In 1998, the Global Climate Coalition (GCC) released this document titled “Labor Voices on Kyoto.” The industry-funded GCC opposed greenhouse gas regulations through direct engagement and collaboration with affiliated climate deniers from 1989 to 2002. Its membership spanned across the automotive, utility, manufacturing, petroleum, and mining industries. GCC used this document to highlight labor union opposition to the Kyoto Protocol, including quotes from the AFL-CIO and the United Mine Workers of America.
In December of 1997, roughly a year prior to the release of this document leveraging labor union opposition, GCC chairman Bill O’Keefe told the Washington Post that the GCC intended to “support a move to get the president to make a quick decision” on the Kyoto protocol, with organized labor making up a key political bloc which may sway the decision. The same Washington Post article notes that AFL-CIO policy director David Smith (who is also quoted in the GCC document here), was careful to state that “[Kyoto] is not a situation where people ought to draw lines in the sand … We don’t think Kyoto was the end of the discussion.”
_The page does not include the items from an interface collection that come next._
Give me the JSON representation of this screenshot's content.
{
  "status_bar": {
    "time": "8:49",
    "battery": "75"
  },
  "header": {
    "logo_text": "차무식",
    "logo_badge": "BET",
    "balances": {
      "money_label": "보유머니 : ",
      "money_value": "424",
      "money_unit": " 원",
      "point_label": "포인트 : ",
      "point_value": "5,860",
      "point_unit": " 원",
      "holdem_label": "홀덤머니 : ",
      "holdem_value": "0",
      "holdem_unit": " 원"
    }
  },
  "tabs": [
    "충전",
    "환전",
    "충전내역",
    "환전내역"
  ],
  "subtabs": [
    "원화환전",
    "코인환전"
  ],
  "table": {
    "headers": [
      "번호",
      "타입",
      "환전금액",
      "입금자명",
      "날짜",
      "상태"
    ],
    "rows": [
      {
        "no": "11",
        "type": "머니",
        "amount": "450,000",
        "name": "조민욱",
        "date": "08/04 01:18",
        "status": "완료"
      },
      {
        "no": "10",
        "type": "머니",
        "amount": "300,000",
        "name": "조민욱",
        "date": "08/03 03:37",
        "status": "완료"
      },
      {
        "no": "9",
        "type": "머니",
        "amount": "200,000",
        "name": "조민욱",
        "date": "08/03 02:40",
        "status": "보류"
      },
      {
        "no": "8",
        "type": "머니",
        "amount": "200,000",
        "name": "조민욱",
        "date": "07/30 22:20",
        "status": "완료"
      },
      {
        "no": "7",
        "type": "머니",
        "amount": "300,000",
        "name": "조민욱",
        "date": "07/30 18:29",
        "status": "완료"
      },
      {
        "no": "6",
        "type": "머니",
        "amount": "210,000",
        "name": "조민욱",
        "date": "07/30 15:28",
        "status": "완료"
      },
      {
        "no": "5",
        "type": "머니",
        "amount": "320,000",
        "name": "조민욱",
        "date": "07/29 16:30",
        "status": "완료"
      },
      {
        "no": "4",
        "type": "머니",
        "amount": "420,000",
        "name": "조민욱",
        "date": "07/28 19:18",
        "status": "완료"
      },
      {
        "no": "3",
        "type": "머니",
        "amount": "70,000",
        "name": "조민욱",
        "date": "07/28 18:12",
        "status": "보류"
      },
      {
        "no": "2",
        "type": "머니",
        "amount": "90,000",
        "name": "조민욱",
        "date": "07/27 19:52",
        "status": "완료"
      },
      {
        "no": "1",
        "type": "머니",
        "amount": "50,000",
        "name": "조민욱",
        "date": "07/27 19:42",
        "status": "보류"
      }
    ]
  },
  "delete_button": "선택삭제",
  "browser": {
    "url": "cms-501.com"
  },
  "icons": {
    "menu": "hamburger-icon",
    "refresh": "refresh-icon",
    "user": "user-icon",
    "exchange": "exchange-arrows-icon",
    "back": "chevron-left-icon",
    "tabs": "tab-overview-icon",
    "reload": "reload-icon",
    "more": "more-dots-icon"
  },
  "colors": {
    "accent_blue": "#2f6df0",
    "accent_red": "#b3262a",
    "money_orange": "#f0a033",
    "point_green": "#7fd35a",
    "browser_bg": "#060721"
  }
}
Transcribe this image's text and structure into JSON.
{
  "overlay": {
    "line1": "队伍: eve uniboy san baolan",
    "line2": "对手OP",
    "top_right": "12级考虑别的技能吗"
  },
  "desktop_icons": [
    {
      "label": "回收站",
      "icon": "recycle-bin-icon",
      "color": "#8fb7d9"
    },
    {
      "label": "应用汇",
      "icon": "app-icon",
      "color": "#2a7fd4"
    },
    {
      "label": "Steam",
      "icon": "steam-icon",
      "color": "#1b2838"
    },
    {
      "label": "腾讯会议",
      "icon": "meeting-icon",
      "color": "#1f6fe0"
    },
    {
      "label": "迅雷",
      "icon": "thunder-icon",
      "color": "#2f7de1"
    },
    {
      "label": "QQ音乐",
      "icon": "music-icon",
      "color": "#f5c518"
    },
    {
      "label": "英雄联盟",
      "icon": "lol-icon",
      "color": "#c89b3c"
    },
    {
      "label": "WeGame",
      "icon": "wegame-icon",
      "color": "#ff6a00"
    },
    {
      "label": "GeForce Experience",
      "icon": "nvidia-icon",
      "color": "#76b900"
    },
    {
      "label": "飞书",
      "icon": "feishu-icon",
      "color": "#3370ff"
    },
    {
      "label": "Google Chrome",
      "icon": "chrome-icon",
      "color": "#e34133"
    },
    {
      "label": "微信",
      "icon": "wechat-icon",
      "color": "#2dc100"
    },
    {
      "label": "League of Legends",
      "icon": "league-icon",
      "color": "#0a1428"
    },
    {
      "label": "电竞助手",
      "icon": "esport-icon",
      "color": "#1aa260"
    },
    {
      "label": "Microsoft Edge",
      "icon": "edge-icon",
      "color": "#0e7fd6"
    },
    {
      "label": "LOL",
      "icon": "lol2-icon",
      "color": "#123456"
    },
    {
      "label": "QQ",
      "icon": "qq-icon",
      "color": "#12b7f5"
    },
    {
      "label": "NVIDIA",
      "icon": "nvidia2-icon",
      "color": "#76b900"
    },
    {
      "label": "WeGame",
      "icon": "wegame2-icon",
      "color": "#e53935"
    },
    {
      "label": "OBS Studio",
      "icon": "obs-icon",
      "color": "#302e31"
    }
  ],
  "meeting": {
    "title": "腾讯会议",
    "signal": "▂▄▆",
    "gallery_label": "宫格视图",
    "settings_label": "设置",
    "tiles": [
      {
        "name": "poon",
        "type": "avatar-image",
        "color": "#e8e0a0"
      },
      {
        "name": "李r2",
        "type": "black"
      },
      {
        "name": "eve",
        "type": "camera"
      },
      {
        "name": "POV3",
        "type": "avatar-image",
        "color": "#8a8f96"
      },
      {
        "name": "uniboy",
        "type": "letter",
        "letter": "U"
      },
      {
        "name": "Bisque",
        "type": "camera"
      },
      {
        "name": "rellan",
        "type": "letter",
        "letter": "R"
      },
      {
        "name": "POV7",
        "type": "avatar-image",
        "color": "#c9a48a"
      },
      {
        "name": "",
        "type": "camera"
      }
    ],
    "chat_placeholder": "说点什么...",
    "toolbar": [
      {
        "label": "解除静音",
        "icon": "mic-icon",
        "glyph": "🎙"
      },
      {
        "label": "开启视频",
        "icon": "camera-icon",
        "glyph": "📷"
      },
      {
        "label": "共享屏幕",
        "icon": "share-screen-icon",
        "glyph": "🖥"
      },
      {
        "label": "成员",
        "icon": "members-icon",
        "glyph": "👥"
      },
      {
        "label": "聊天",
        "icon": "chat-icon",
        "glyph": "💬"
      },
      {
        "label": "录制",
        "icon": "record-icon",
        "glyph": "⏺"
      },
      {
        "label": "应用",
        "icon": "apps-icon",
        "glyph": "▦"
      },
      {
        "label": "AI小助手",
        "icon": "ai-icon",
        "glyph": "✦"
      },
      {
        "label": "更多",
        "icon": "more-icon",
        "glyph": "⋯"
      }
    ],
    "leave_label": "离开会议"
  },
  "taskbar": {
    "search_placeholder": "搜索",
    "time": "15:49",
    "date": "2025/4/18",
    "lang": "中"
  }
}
In contrast to Smith’s ambivalence in the Post article, the GCC document here portrays both Smith and Cecil Roberts of the United Mine Workers of America as being strongly opposed to the Kyoto Protocol, exemplifying the GCC’s regular practice of circulating excerpted quotes from public officials that serve the GCC agenda. Also in 1998, the GCC employed this practice by taking the quotes of Congressmen completely out of context in order to create the false impression that the Congressmen – all of whom had positive environmental records – were opposed to the Kyoto Protocol. Interested in more GCC documents? See more in the full Global Climate Coalition collection.
Interested in more GCC documents? See more in the full Global Climate Coalition collection.